Copy exactly the line containing "Transcribe this image's" and all the lines that follow it to the end of the records, minus the pictures.

[Stored entries]
-- Opening Marker --
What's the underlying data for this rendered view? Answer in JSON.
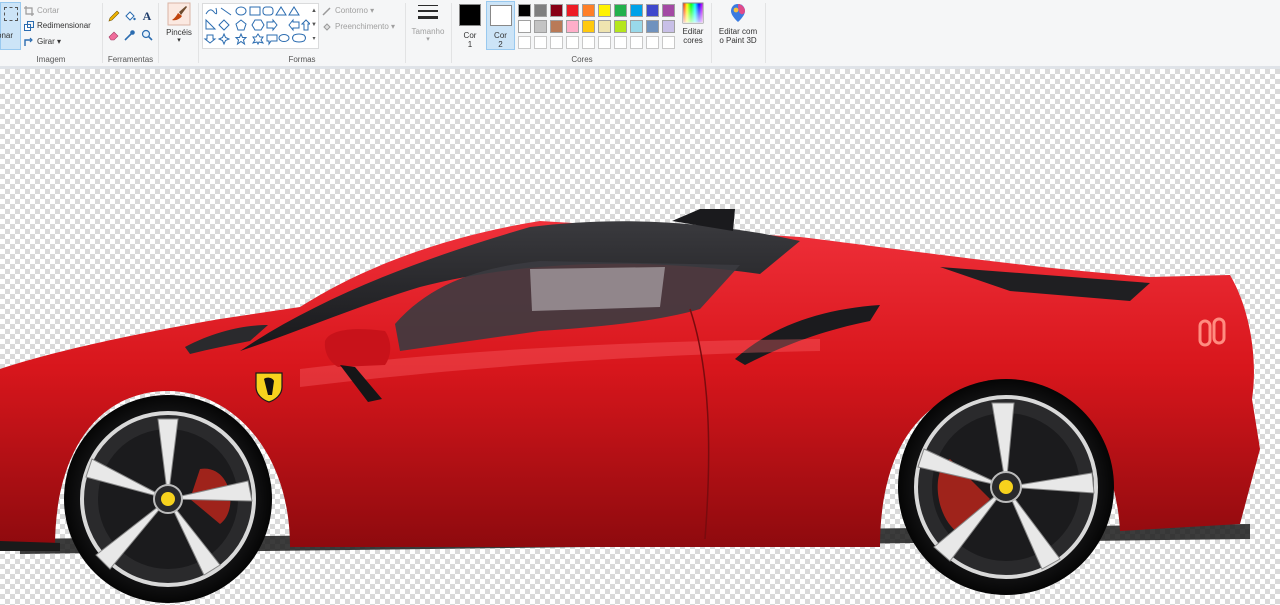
{
  "imagem": {
    "select_label": "onar",
    "crop_label": "Cortar",
    "resize_label": "Redimensionar",
    "rotate_label": "Girar ▾",
    "group_label": "Imagem"
  },
  "ferramentas": {
    "group_label": "Ferramentas",
    "text_tool_glyph": "A"
  },
  "pinceis": {
    "label": "Pincéis",
    "caret": "▾"
  },
  "formas": {
    "outline_label": "Contorno ▾",
    "fill_label": "Preenchimento ▾",
    "group_label": "Formas"
  },
  "tamanho": {
    "label": "Tamanho",
    "caret": "▾"
  },
  "cores": {
    "color1_label_a": "Cor",
    "color1_label_b": "1",
    "color2_label_a": "Cor",
    "color2_label_b": "2",
    "group_label": "Cores",
    "color1": "#000000",
    "color2": "#ffffff",
    "palette_row1": [
      "#000000",
      "#7f7f7f",
      "#880015",
      "#ed1c24",
      "#ff7f27",
      "#fff200",
      "#22b14c",
      "#00a2e8",
      "#3f48cc",
      "#a349a4"
    ],
    "palette_row2": [
      "#ffffff",
      "#c3c3c3",
      "#b97a57",
      "#ffaec9",
      "#ffc90e",
      "#efe4b0",
      "#b5e61d",
      "#99d9ea",
      "#7092be",
      "#c8bfe7"
    ],
    "edit_colors_a": "Editar",
    "edit_colors_b": "cores",
    "paint3d_a": "Editar com",
    "paint3d_b": "o Paint 3D"
  },
  "canvas": {
    "car_body_color": "#d8161c",
    "accent": "#0078d7"
  }
}
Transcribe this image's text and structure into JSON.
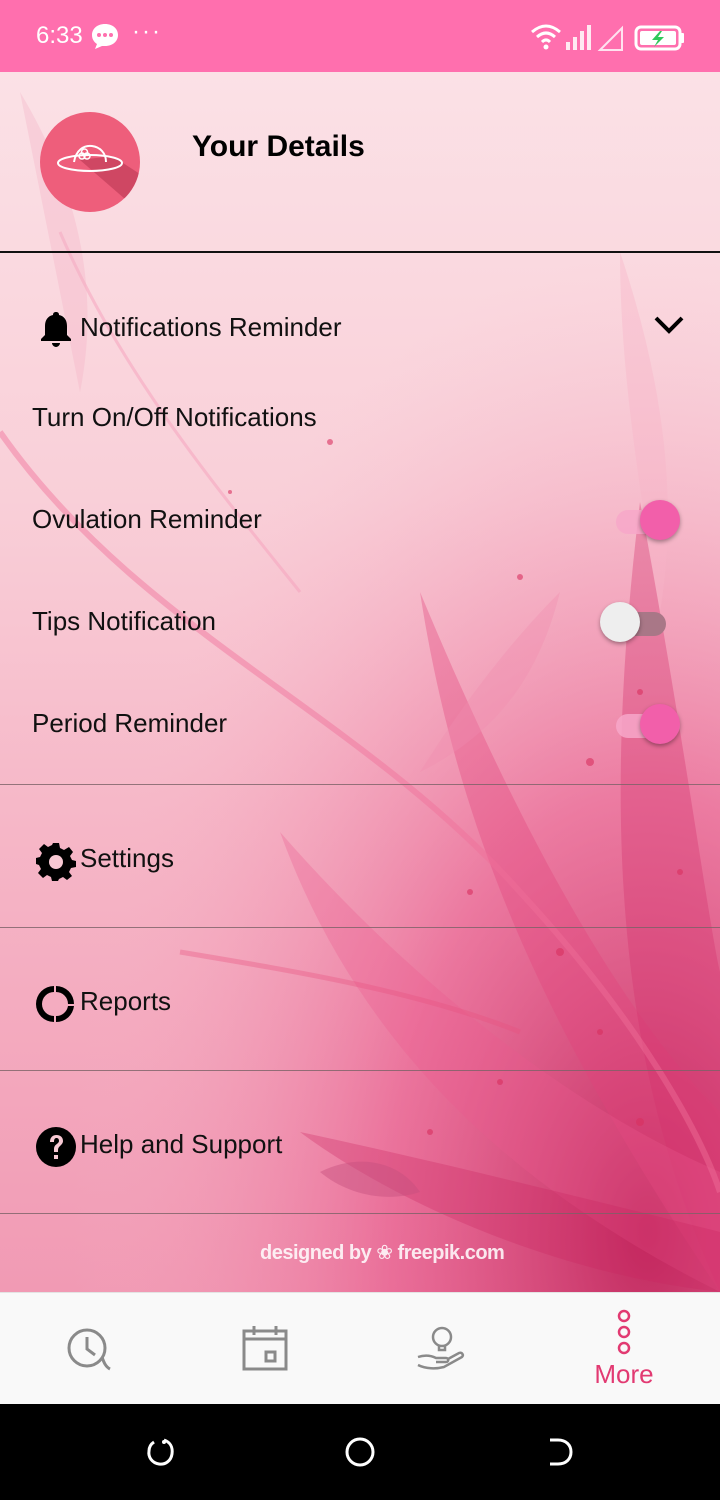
{
  "status_bar": {
    "time": "6:33",
    "dots": "···",
    "color": "#ff6fae"
  },
  "header": {
    "title": "Your Details"
  },
  "notifications": {
    "section_title": "Notifications Reminder",
    "expanded": true,
    "items": [
      {
        "label": "Turn On/Off Notifications"
      },
      {
        "label": "Ovulation Reminder",
        "enabled": true
      },
      {
        "label": "Tips Notification",
        "enabled": false
      },
      {
        "label": "Period Reminder",
        "enabled": true
      }
    ]
  },
  "menu": {
    "settings": "Settings",
    "reports": "Reports",
    "help": "Help and Support"
  },
  "watermark": "designed by ❀ freepik.com",
  "bottom_nav": {
    "items": [
      {
        "icon": "history-clock-icon"
      },
      {
        "icon": "calendar-icon"
      },
      {
        "icon": "tips-lightbulb-icon"
      },
      {
        "icon": "more-vertical-icon",
        "label": "More",
        "active": true
      }
    ],
    "active_color": "#e23a72"
  },
  "colors": {
    "toggle_on": "#f25faa",
    "toggle_off": "#eeeeee",
    "avatar": "#ee5e7b"
  }
}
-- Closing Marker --
> **Reply**
Transcribe this image's text and structure into JSON.
{
  "status_bar": {
    "time": "6:33",
    "dots": "···",
    "color": "#ff6fae"
  },
  "header": {
    "title": "Your Details"
  },
  "notifications": {
    "section_title": "Notifications Reminder",
    "expanded": true,
    "items": [
      {
        "label": "Turn On/Off Notifications"
      },
      {
        "label": "Ovulation Reminder",
        "enabled": true
      },
      {
        "label": "Tips Notification",
        "enabled": false
      },
      {
        "label": "Period Reminder",
        "enabled": true
      }
    ]
  },
  "menu": {
    "settings": "Settings",
    "reports": "Reports",
    "help": "Help and Support"
  },
  "watermark": "designed by ❀ freepik.com",
  "bottom_nav": {
    "items": [
      {
        "icon": "history-clock-icon"
      },
      {
        "icon": "calendar-icon"
      },
      {
        "icon": "tips-lightbulb-icon"
      },
      {
        "icon": "more-vertical-icon",
        "label": "More",
        "active": true
      }
    ],
    "active_color": "#e23a72"
  },
  "colors": {
    "toggle_on": "#f25faa",
    "toggle_off": "#eeeeee",
    "avatar": "#ee5e7b"
  }
}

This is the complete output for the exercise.